Marty Stuart’s “Psychedelic Jam-Bo-Ree” takes a musical trip to the ’60s

Sep 21, 2019

(L to R) Kenny Vaughan, Marty Stuart, Harry Stinson, and Chris Scruggs perform backed by go-go dancers
Credit Jason Kempin / Getty Images for Country Music Hall of Fame and Museum

You know you’re in for a particularly spirited evening at the Country Music Hall of Fame when Marty Stuart and the Fabulous Superlatives tackle the Surfaris’ classic “Wipeout”  and drummer Harry Stinson plays a solo on his face.  

That was just one example of a night full of surprising and highly entertaining performances on the second night of Stuart’s  three-week run as artist-in-residence at the Hall of Fame in  Nashville. 

There’s nothing conventional about Marty Stuart and this series reaffirms that.  On this particular night, he declared it to be a “Psychedelic Jam-Bo-Ree”, essentially crafting a lava lamp of country music: free flowing, mesmerizing and colorful throughout.

How did one qualify to appear on this stage? Stuart explained that every guest had to meet three criteria. They would have to come from the ‘60s, wear rhinestones and have a personal relationship with Jesus. That led to some pretty exclusive company, including the Old Crow Medicine ShowConnie Smith, Buck Trent, Jim Lauderdale and two members of the Byrds.

Stuart, who is on every PBS station in America this week as a particularly thoughtful commentator on Ken Burns’ Country Music documentary,  skillfully curated his own show, bringing the audience back to the look, sounds and vibe of the ‘60s.

Highlight included Stuart’s performance of “Six White Horses, a top five country hit for Tommy Cash in 1969.  Written by Larry Murray, the song mourns the passing of John F. Kennedy, Dr. Martin Luther King Jr. and Bobby Kennedy.

Early on, Stuart recalled how much he treasured watching Porter Wagner’s TV show in the ‘60s with his father. He then introduced former Wagon Master Trent, who performed with great joy, and showcasing both jokes and suit coat lining from the ‘60s.

And what would the 60s have been without drugs? (Probably the ‘50s) Charlie Worsham’s  performance with Old Crow Medicine Show of his “I Hope I’m Stoned When Jesus Calls Me Home” was particularly apt.

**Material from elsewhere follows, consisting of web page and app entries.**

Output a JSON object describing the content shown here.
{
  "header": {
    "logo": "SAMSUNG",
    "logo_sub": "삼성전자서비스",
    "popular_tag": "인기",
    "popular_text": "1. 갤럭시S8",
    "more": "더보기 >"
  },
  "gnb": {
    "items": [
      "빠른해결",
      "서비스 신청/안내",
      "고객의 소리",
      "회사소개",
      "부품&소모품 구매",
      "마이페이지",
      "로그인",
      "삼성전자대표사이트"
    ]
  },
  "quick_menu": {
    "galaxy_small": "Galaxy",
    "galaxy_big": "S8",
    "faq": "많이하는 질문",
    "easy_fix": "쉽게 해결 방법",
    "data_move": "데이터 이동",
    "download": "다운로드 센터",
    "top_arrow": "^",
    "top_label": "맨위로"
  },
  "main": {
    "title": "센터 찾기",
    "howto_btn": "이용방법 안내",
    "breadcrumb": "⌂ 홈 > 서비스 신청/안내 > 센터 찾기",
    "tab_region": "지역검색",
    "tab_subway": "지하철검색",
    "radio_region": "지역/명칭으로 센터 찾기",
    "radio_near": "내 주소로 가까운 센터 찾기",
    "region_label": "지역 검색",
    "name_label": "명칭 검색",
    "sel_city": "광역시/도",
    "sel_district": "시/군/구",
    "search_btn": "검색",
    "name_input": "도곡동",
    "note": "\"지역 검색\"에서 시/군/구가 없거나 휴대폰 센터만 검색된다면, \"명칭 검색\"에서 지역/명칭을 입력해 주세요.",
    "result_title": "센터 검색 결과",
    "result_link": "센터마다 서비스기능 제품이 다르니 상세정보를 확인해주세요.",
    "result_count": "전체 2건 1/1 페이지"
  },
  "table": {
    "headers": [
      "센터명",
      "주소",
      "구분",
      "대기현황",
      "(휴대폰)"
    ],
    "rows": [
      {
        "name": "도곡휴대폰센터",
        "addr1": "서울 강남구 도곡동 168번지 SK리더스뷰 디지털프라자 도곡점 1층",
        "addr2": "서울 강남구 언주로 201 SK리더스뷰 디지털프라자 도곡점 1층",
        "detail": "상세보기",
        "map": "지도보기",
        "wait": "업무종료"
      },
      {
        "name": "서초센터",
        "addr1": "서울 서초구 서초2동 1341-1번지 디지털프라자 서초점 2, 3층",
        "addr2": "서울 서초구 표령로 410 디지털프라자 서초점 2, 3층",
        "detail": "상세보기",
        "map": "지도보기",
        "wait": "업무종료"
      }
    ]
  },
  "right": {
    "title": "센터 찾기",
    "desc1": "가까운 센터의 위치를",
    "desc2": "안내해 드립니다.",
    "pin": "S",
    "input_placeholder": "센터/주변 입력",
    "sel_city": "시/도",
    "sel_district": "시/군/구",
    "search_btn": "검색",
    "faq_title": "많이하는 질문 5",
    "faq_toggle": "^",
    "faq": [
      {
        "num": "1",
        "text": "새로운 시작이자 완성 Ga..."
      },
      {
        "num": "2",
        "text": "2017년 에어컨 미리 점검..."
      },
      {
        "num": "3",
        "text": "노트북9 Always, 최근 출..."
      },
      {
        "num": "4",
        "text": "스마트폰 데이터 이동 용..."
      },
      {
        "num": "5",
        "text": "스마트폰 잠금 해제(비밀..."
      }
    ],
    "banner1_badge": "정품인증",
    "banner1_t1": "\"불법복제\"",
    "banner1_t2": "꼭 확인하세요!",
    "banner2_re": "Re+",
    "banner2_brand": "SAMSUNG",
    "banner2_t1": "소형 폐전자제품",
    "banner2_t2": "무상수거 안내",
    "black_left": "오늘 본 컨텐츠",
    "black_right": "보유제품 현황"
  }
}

Roger McGuinn and Marty Stuart
Credit Jason Kempin / Getty Images for Country Music Hall of Fame and Museum

The evening came to a stirring close with Roger McGuinn and Chris Hillman joining the Superlatives for a mini-set of Byrds classics, including Bob Dylan’s “Mr. Tambourine Man, Pete Seeger’s “Turn Turn Turn,” Gene Clark’s “I’ll Feel A Whole Lot Better”  and Chris Hillman’s “Have You Seen  Her Face,” which he told the audience was inspired by a blind date that David Crosby had set up for him.

It’s the third time we’ve seen the Byrds-Superlatives connection in the past year, including Marty Stuart’s Late Night Jam and the Ryman performance on the “Sweethearts of the Radio” tour, but no complaints. In truth, the Superlatives are a better band than the Byrds ever were and every performance was transcendent.

Marty Stuart’s third and final performance of his residency, comes next Wednesday, September 25th, with special guests John PrineBrandy Clark, Dallas Frazier, and Doug Kershaw. Tickets are still available from the Country Music Hall of Fame.